Document Detail

Effect of ECAP-based choice of stimulation rate on speech-perception performance.
MedLine Citation:
PMID:  23303197     Owner:  NLM     Status:  MEDLINE    
OBJECTIVES: The objective determination of an optimal stimulation rate for CI users could save time and take the uncertainty out of choosing a rate based on patient preference. Electrically evoked compound action potential (ECAP) temporal response patterns vary across stimulation rates and cochlear regions, and could be useful in objectively predicting an optimal rate. Given that only one rate of stimulation can be used for current CI devices, we propose two potential ways to investigate whether a rate that produces stochastic ECAP responses (termed stochastic rate) can be used to predict an optimal stimulation rate. The first approach follows that of , which compared performance across three cochlear regions using limited electrode sets. This approach, which has inherent limitations, may provide insight into the effects of region-specific stochastic rates on performance. The second, more direct, approach is to compare speech perception for full-array maps that each uses a stochastic rate from a different region of the cochlea. Using both of these methods in a set of two acute experiments, the goal of the present study was to assess the effects of stochastic rate on speech perception.
DESIGN: Speech-perception stimuli included the Hearing in Noise Test (HINT sentences), Consonant-Nucleus-Consonant (CNC) phonemes, and Iowa Medial Consonants. For Experiment 1, 22 ears in 20 CI recipients were tested in three map conditions (basal-only, middle-only, and apical-only electrode sets) using the subject's daily-use stimulation rate to first explore the level of performance possible with region-specific maps. A one-way repeated-measures analysis of variance (RM ANOVA) was used to examine the effect of electrode region on performance. A subset of nine subjects was tested with three additional maps (basal-only, middle-only, and apical-only electrode sets) using the region-specific stochastic rate, as measured in a previous study.
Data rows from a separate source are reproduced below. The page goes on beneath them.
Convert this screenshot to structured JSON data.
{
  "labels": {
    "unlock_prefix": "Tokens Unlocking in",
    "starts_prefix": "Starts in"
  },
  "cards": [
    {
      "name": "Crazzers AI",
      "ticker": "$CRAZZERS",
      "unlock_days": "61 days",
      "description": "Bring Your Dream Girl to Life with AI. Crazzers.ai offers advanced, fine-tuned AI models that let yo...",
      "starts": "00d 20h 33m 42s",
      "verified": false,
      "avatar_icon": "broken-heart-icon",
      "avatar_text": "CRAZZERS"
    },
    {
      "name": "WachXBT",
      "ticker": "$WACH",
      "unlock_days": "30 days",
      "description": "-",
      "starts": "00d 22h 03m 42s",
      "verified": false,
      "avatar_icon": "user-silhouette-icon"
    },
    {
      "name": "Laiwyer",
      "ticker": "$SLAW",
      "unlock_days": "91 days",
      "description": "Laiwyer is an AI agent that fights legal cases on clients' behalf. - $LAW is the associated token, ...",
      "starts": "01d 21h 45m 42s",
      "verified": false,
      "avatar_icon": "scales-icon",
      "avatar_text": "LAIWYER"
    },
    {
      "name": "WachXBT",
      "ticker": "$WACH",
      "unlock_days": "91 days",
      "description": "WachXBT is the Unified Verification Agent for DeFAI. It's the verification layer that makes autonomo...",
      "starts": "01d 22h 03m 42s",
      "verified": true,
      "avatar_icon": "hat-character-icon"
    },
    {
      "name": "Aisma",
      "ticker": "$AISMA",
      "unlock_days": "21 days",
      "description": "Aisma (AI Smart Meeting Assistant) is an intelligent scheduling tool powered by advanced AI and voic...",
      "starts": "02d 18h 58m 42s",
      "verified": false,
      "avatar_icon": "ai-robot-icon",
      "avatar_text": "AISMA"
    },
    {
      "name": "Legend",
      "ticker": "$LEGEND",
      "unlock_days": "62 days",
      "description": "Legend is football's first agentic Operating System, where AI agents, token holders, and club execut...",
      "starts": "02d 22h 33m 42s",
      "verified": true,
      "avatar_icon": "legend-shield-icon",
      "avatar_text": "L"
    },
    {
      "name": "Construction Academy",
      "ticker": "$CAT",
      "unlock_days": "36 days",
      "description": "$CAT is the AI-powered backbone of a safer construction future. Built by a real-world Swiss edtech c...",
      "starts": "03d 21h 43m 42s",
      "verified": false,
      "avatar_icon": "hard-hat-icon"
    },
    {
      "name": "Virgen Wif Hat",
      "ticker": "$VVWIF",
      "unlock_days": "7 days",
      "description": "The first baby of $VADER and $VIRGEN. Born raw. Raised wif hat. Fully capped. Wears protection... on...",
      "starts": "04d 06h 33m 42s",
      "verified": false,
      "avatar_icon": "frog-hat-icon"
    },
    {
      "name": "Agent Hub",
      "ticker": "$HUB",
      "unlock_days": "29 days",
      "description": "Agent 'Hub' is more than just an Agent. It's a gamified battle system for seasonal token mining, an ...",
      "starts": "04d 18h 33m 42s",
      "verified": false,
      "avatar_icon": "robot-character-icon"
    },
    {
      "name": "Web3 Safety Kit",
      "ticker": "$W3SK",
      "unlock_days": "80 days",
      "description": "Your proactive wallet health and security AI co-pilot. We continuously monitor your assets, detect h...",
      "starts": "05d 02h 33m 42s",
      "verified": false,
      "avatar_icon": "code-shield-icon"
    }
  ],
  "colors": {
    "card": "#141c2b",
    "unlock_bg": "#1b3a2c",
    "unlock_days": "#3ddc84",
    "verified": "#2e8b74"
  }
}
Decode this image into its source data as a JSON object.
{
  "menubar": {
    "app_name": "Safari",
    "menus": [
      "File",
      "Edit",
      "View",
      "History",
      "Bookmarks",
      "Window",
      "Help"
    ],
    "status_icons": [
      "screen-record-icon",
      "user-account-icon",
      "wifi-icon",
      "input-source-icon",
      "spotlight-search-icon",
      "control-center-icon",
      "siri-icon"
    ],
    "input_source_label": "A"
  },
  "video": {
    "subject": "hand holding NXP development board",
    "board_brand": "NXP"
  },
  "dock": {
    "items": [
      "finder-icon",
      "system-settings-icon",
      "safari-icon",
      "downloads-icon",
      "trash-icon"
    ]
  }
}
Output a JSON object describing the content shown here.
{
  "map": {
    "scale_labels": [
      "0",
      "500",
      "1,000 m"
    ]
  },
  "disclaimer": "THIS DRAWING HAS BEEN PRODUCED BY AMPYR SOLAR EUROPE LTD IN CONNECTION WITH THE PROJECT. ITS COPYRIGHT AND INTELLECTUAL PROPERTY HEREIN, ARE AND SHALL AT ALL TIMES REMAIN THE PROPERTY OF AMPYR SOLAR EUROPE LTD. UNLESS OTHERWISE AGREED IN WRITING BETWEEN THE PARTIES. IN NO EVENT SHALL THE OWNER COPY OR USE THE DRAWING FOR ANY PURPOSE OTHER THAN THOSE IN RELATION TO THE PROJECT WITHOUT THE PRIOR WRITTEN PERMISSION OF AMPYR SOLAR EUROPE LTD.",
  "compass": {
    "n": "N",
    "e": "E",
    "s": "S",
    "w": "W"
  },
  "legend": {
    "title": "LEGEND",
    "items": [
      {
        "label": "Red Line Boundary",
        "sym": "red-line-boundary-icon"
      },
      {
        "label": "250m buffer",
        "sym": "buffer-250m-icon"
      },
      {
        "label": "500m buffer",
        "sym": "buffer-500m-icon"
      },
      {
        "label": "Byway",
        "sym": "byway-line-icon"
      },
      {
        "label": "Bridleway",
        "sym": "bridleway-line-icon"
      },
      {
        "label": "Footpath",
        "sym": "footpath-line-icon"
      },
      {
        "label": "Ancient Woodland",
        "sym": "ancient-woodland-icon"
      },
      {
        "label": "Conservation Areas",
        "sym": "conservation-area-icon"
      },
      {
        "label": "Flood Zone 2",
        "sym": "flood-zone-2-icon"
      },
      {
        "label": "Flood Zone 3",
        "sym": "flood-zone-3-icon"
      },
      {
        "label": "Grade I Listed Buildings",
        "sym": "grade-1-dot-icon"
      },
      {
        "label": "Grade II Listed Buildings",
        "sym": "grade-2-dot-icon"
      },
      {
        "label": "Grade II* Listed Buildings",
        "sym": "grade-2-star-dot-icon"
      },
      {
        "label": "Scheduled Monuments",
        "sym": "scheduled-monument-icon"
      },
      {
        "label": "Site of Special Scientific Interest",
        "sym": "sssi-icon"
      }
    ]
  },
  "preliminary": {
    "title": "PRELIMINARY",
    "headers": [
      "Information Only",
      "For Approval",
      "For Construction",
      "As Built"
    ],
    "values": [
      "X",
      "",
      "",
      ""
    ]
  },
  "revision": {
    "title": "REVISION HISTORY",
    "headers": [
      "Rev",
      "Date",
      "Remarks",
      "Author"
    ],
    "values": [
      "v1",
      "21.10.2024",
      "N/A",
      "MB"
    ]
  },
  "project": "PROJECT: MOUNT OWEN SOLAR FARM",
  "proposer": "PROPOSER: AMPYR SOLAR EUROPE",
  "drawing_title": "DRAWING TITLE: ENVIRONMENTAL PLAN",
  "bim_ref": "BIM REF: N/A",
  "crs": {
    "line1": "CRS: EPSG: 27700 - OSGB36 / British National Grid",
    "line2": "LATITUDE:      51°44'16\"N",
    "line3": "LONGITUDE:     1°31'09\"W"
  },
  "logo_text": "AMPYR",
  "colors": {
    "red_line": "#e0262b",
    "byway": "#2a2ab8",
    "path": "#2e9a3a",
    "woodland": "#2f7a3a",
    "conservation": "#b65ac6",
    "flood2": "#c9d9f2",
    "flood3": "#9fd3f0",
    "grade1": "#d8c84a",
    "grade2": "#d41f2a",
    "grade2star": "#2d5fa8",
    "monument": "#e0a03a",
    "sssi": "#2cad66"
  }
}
A two-way RM ANOVA was used to assess the effects of electrode region and per-channel stimulation rate on performance for this subgroup. For Experiment 2, the same subset of nine subjects was tested with four full-array maps that each used either the daily-use stimulation rate or one of the stochastic rates. A one-way RM ANOVA was used to examine the effect of stimulation rate on performance.
RESULTS: For Experiment 1, average performance with the daily-use rate and the stochastic rate was significantly better using the middle electrode set for HINT sentences and CNC phonemes. Perception of medial consonants was similar using the basal and middle electrode sets, and both of these were better than consonant perception with the apical region. For the subgroup of subjects tested with both the daily and stochastic rates, results revealed that stimulation rate did not have a significant effect on performance. For Experiment 2, results revealed no significant differences in performance using full-array maps with different stochastic rates or with the daily-use rate.
CONCLUSIONS: Speech-perception scores were higher using the middle electrode set than with the basal or apical sets; however, this may have resulted from less spectral compression for the middle-region map. The effect of using stochastic rate as an optimal stimulation rate requires further investigation. A longer acclimatization period may be more likely to show differences in performance using stochastic rates versus daily-use rates.
Jennifer L Bournique; Michelle L Hughes; Jacquelyn L Baudhuin; Jenny L Goehring
Related Documents :
1195097 - Temporal relatedness: personality and behavioral correlates.
11554667 - Symbolic control of visual attention.
8622137 - Covert orienting of attention in the rat and the role of striatal dopamine.
16350627 - Role of orientation in perception of emotions.
16420137 - Cognitive performance inconsistency: intraindividual change and variability.
19285467 - Rewards evoke learning of unconsciously processed visual stimuli in adult humans.
Publication Detail:
Type:  Journal Article; Research Support, N.I.H., Extramural    
Journal Detail:
Title:  Ear and hearing     Volume:  34     ISSN:  1538-4667     ISO Abbreviation:  Ear Hear     Publication Date:    2013 Jul-Aug
Date Detail:
Created Date:  2013-09-06     Completed Date:  2014-03-10     Revised Date:  2014-07-02    
Medline Journal Info:
Nlm Unique ID:  8005585     Medline TA:  Ear Hear     Country:  United States    
Other Details:
Languages:  eng     Pagination:  437-46     Citation Subset:  IM    
Export Citation:
APA/MLA Format     Download EndNote     Download BibTex
MeSH Terms
Action Potentials / physiology*
Cochlear Implantation / methods*
Cochlear Implants
Electric Stimulation / methods*
Evoked Potentials, Auditory / physiology*
Hearing Loss, Sensorineural / surgery
Middle Aged
Speech Perception / physiology*
Stochastic Processes
Time Factors
Young Adult
Grant Support

From MEDLINE®/PubMed®, a database of the U.S. National Library of Medicine

Previous Document:  Lymphoid follicles in chronic lung diseases.
Next Document:  Antihypertensive and metabolic effects of high-dose olmesartan and telmisartan in type 2 diabetes pa...